The Dutch government approved a law which makes it possible for intelligence agencies to perform dragnet surveillance? on its citizens. The law will come into action on January 1st, 2018. In response to this, five students started a petition to have a referendum on this topic.
Hundreds of thousands of people have signed the petition, and it is all but certain that the Netherlands will get to vote on whether we want dragnet surveillance in our country or not.
The petition can be found on sleepnet.nl and is supported by privacy organizations such as Bits of Freedom and Privacy First, political parties such as the SP and PvdD, hosting companies such as BIT and Greenhost, and many more. Various other instances and scientists already expressed their concern regarding the new law, unrelated to the referendum, such as the Council of State and the Scientific Council for Government Policy.
Dutch law requires a referendum petition to have at least 300 000 valid signatures (on a population of 17.1 million) to force a referendum. These need to be sent to an agency by snail mail, which sleepnet.nl simplified by having an online form instead. The signatures will be printed by the organization and delivered to the concerning agency on October 16th. In a previous referendum petition, about 10% of the signatures were invalid, so a margin of error of 330 000 signatures is reasonable.
The counter is currently at 351 000, plus anyone who sent snail mail themselves, with four more days to go!
The referendum would be held in March together with municipal elections. Note that the result of the referendum will be an advice and the result will not be binding for the government. It is however yet another signal that the law does not have wide support. Already there has been much protest, a lawsuit against the state, and the parties were divided about the topic. A referendum with hundreds of thousands of signatures is yet another clear signal that this law is simply not okay.
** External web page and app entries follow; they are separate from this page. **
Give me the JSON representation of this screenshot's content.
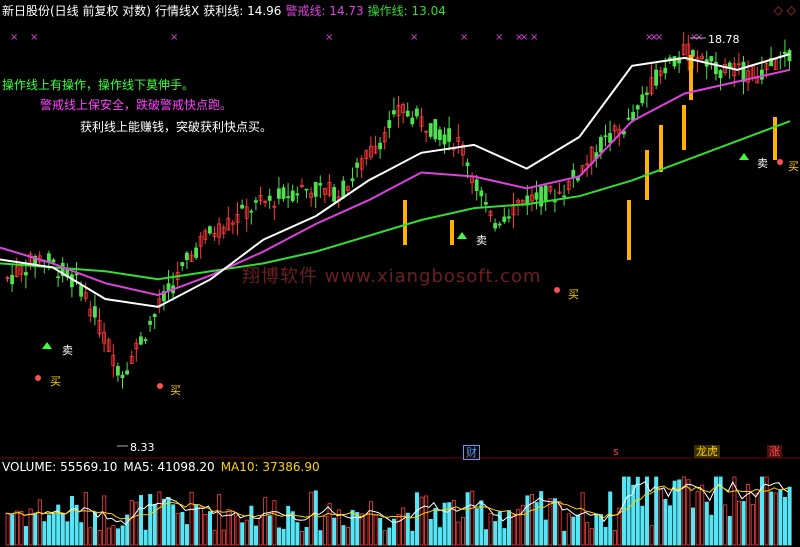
{
  "header": {
    "stock": "新日股份(日线 前复权 对数)",
    "indicator": "行情线X",
    "profit_label": "获利线: 14.96",
    "alert_label": "警戒线: 14.73",
    "op_label": "操作线: 13.04"
  },
  "notes": {
    "line1": "操作线上有操作，操作线下莫伸手。",
    "line2": "警戒线上保安全，跌破警戒快点跑。",
    "line3": "获利线上能赚钱，突破获利快点买。"
  },
  "annotations": {
    "high_label": "18.78",
    "low_label": "8.33",
    "sell": "卖",
    "buy": "买"
  },
  "watermark": "翔博软件 www.xiangbosoft.com",
  "badges": {
    "cai": "财",
    "s": "s",
    "longhu": "龙虎",
    "zhang": "涨"
  },
  "volume": {
    "label": "VOLUME: 55569.10",
    "ma5": "MA5: 41098.20",
    "ma10": "MA10: 37386.90"
  },
  "colors": {
    "up": "#ff3b3b",
    "down": "#4ee04e",
    "profit": "#ffffff",
    "alert": "#e040e0",
    "op": "#33dd33",
    "signal_bar": "#ffb000",
    "vol_up": "#ff4040",
    "vol_down": "#55e5f5"
  },
  "chart_data": {
    "type": "candlestick",
    "price_range": [
      8.33,
      18.78
    ],
    "profit_line": [
      13.1,
      12.9,
      12.1,
      11.9,
      12.6,
      13.6,
      14.2,
      15.1,
      15.8,
      16.0,
      15.4,
      16.2,
      18.0,
      18.2,
      17.9,
      18.3
    ],
    "alert_line": [
      13.4,
      13.0,
      12.5,
      12.2,
      12.7,
      13.3,
      14.0,
      14.6,
      15.3,
      15.2,
      14.9,
      15.2,
      16.6,
      17.3,
      17.6,
      17.9
    ],
    "op_line": [
      13.0,
      12.9,
      12.8,
      12.6,
      12.8,
      13.0,
      13.3,
      13.7,
      14.1,
      14.4,
      14.5,
      14.7,
      15.1,
      15.6,
      16.1,
      16.6
    ]
  }
}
People are often divided on political issues, since it's hard to make everyone happy. This law, however, not only includes dragnet surveillance (though that seems to be many people's main concern), it also includes: allowing intelligence services to hack any "automated device" (such as a Smart TV in your living room, or your smartphone), a secret DNA database with no limits on who might end up in there, and it is allowed to share data with foreign intelligence agencies.
After the petition got more than 300 000 signatures, the government finally responded where they were previously silent. An evaluation within two years is promised, to be performed by an independent organization, after which the law might be adjusted. Few details are mentioned regarding this evaluation, only the specific dragnet surveillance point. The media picks it up as "the government doesn't want a dragnet either and will evaluate the law" (NOS, general news, and Tweakers, tech news).
The government also promises to pay extra attention to the safeguards built into the law --- whereas the issue is precisely the lack of sufficient safeguards. The NOS fails to mention that the evaluation will not be any time soon, and neither source mentions that the new promises barely touch on the issues raised. Still, they are no longer silent.
The law is not yet defeated, but one thing is certain: we are finally having a two-sided discussion with our government regarding dragnet surveillance!
To be continued.
? The term "dragnet" surveillance is inspired by fishing nets: intelligence services can cast a wide net and spy on everyone in their mandate to catch specific bad people.